---------- Supplied entries ----------

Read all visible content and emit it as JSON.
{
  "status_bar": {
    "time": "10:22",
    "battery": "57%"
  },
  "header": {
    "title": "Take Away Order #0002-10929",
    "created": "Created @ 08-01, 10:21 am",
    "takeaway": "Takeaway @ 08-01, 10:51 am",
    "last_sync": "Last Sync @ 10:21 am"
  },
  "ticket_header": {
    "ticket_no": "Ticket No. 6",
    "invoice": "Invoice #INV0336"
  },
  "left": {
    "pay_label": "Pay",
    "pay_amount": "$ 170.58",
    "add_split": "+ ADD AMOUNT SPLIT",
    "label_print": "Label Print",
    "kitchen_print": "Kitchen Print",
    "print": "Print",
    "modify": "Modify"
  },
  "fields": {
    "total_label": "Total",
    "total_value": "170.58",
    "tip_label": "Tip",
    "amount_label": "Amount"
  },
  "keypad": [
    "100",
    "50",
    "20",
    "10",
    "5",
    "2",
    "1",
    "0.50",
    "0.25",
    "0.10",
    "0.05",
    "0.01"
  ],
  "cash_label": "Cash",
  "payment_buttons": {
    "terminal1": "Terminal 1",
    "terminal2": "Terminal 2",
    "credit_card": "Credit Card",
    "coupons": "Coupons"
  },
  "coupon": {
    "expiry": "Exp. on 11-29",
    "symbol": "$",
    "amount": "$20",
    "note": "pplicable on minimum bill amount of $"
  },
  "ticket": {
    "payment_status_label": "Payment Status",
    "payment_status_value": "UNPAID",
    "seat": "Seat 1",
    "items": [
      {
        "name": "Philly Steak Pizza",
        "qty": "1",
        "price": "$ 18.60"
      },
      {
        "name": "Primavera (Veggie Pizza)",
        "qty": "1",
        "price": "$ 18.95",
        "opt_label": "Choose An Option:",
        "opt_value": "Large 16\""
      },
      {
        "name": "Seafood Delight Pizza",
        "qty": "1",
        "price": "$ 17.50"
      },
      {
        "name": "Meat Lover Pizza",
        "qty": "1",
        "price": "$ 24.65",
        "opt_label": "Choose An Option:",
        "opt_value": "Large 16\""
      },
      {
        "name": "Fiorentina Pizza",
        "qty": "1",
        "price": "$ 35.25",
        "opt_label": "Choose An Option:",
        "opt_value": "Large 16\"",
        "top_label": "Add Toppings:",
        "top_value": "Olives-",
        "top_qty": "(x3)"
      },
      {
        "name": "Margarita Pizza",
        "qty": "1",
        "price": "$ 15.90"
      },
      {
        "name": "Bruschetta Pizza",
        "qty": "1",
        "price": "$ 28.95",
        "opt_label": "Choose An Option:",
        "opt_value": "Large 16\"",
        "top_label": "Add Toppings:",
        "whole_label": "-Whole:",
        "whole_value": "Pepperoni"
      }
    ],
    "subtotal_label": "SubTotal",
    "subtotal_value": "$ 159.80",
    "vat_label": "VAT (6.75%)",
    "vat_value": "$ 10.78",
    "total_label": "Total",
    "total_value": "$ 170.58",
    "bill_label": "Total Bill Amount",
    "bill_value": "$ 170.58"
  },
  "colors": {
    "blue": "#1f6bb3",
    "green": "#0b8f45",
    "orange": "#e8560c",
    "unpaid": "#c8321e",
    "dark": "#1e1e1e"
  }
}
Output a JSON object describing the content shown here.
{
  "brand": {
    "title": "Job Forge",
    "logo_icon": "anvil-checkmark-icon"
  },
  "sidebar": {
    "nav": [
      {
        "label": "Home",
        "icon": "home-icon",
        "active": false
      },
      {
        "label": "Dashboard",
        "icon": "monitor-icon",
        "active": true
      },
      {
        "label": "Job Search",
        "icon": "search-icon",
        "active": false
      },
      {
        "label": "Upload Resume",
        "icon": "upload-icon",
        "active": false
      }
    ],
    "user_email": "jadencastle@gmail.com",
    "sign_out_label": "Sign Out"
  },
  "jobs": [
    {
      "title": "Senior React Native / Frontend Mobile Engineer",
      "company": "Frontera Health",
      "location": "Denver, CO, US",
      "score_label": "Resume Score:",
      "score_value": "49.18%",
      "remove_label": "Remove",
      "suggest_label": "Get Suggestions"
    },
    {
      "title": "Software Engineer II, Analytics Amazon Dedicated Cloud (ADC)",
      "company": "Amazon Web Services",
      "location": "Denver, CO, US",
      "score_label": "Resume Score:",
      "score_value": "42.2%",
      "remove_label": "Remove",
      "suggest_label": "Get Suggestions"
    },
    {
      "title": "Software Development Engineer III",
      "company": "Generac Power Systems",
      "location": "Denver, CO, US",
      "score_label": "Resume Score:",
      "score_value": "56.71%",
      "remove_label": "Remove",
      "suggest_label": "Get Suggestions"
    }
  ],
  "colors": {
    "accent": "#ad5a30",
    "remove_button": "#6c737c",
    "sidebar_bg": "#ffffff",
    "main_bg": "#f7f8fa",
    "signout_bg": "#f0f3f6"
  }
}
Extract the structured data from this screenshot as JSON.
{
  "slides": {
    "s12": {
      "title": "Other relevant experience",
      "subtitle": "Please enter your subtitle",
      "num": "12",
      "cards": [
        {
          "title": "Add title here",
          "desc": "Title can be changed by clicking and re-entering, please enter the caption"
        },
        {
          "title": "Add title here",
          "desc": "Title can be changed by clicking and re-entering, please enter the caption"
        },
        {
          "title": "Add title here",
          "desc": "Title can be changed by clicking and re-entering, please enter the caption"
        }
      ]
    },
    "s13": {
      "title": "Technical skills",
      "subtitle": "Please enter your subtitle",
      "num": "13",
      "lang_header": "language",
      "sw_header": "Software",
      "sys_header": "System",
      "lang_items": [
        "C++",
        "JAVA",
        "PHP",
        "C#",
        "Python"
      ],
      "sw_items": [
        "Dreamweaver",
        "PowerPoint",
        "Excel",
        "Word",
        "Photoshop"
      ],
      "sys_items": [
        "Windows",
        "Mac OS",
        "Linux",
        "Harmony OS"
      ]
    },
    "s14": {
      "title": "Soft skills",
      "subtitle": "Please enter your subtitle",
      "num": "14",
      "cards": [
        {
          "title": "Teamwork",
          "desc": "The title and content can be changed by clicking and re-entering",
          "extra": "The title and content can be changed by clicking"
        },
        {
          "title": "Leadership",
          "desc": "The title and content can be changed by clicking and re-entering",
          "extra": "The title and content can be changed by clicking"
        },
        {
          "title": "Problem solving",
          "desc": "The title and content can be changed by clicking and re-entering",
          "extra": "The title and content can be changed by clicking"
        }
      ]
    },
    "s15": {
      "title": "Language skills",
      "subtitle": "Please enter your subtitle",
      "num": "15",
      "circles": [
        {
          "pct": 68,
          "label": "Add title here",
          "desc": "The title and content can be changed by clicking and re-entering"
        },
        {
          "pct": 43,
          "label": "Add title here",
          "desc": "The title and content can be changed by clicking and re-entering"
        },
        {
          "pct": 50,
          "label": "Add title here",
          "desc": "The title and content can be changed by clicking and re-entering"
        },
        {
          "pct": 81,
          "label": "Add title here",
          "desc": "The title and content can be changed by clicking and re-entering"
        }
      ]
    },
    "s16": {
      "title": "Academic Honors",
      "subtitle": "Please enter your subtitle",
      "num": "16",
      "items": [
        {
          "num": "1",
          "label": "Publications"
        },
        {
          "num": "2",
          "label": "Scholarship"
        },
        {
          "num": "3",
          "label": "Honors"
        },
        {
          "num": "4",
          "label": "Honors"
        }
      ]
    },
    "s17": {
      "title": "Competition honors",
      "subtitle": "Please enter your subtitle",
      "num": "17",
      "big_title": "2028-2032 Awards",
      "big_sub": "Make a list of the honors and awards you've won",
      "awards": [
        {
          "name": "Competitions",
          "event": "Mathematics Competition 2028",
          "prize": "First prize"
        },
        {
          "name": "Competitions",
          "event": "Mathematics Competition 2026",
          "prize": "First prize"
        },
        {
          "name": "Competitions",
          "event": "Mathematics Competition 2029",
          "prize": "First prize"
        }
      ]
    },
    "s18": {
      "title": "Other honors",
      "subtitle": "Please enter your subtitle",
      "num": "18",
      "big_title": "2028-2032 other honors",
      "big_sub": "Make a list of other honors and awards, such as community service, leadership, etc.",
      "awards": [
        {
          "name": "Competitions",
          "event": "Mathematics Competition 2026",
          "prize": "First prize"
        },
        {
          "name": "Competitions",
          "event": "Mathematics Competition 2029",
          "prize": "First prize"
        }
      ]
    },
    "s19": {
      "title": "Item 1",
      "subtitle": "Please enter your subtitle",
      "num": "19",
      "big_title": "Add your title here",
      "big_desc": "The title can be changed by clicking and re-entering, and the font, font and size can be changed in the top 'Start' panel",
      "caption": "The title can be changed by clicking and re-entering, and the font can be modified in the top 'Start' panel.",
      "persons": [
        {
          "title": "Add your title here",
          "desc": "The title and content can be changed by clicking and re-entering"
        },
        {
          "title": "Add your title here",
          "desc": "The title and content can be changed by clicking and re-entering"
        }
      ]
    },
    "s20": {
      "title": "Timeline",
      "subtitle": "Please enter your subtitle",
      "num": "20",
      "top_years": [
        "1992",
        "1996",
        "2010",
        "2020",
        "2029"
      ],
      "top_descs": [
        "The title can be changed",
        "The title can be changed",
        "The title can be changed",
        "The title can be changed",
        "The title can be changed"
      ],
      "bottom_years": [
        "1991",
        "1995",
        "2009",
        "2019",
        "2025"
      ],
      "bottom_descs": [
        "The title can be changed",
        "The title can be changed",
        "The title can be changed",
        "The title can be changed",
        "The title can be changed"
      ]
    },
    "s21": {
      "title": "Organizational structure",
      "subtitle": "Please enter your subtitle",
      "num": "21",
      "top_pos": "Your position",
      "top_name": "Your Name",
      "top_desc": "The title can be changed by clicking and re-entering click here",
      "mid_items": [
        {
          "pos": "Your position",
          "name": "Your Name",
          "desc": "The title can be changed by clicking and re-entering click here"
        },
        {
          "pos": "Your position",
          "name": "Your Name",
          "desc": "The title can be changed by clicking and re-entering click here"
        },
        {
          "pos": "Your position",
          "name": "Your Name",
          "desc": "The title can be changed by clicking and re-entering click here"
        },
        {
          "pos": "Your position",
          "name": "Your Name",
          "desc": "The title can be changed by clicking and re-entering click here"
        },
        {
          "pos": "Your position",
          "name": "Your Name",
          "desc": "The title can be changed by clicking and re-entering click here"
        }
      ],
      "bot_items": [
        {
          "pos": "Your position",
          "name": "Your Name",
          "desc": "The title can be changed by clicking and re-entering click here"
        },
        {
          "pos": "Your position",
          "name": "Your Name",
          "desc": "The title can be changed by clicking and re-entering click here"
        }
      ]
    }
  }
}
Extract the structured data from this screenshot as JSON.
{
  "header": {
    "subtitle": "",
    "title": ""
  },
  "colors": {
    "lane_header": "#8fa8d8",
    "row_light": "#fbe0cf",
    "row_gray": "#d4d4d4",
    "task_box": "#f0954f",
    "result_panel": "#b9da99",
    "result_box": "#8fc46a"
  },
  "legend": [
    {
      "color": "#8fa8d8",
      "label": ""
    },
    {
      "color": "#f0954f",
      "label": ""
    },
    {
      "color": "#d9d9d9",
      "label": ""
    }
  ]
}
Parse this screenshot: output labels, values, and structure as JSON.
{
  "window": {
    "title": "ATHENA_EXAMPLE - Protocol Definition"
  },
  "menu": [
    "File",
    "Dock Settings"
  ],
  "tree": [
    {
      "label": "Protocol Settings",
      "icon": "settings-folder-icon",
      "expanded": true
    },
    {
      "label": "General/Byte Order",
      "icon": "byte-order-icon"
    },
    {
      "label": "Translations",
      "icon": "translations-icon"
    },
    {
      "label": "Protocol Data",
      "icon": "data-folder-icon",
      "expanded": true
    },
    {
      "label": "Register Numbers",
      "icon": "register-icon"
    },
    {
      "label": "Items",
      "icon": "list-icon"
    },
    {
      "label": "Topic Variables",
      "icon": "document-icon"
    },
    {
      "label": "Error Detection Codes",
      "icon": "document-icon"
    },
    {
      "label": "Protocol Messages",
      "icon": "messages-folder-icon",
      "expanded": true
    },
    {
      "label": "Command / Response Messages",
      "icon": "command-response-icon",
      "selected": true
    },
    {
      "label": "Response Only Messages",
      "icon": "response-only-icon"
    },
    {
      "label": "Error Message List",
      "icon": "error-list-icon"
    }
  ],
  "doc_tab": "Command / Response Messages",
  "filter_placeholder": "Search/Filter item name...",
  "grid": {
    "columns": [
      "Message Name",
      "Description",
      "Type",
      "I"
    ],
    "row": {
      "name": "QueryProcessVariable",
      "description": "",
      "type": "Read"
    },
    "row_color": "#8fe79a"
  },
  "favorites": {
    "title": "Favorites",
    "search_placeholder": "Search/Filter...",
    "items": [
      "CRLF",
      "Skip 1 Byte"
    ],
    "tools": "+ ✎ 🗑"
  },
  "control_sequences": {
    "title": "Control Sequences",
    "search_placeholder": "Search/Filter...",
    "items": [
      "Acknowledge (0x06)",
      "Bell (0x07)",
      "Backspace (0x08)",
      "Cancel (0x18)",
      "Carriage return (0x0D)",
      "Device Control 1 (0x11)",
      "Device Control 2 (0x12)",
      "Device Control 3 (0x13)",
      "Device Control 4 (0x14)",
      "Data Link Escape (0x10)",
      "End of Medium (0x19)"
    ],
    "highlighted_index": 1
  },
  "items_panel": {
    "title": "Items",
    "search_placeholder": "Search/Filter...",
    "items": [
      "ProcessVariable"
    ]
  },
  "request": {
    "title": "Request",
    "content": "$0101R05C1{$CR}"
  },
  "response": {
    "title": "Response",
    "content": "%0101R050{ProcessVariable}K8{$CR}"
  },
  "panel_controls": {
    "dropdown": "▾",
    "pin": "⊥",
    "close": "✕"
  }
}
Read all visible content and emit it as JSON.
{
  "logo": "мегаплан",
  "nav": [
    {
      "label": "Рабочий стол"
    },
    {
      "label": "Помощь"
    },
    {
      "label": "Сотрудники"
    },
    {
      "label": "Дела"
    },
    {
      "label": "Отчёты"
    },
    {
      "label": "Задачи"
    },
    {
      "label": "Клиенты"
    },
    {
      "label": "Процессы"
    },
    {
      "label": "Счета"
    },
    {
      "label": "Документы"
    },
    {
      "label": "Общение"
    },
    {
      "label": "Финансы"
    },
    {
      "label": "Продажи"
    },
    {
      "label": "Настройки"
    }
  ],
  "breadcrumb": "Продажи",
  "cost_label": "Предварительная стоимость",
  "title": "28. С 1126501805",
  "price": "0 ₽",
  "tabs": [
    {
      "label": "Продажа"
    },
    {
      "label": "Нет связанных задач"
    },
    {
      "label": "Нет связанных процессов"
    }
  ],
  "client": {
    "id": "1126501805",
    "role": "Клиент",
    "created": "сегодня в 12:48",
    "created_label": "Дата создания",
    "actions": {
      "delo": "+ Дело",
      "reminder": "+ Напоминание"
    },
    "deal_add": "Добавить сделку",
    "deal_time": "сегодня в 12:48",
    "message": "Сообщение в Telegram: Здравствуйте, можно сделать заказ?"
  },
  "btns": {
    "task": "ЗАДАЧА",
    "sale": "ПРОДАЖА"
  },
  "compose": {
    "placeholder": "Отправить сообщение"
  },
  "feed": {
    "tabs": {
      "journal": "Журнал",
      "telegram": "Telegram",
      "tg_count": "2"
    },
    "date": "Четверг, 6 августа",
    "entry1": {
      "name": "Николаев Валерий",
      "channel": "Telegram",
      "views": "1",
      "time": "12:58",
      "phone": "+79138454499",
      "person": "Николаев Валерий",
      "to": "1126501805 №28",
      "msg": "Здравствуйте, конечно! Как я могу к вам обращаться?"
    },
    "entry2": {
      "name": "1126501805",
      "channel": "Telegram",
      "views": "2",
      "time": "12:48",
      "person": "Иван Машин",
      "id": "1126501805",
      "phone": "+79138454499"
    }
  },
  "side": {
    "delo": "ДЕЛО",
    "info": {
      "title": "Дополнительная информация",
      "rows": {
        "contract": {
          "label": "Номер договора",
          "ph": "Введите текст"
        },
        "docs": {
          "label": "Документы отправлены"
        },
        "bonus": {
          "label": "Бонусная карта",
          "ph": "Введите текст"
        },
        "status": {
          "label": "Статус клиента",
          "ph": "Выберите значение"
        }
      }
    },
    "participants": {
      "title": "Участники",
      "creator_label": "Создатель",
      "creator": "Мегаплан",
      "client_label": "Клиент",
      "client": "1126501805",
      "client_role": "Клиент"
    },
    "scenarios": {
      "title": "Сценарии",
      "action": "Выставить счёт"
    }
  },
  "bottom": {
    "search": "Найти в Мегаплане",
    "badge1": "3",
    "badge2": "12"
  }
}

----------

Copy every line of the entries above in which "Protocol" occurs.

Solution to this problem ::
    "title": "ATHENA_EXAMPLE - Protocol Definition"
      "label": "Protocol Settings",
      "label": "Protocol Data",
      "label": "Protocol Messages",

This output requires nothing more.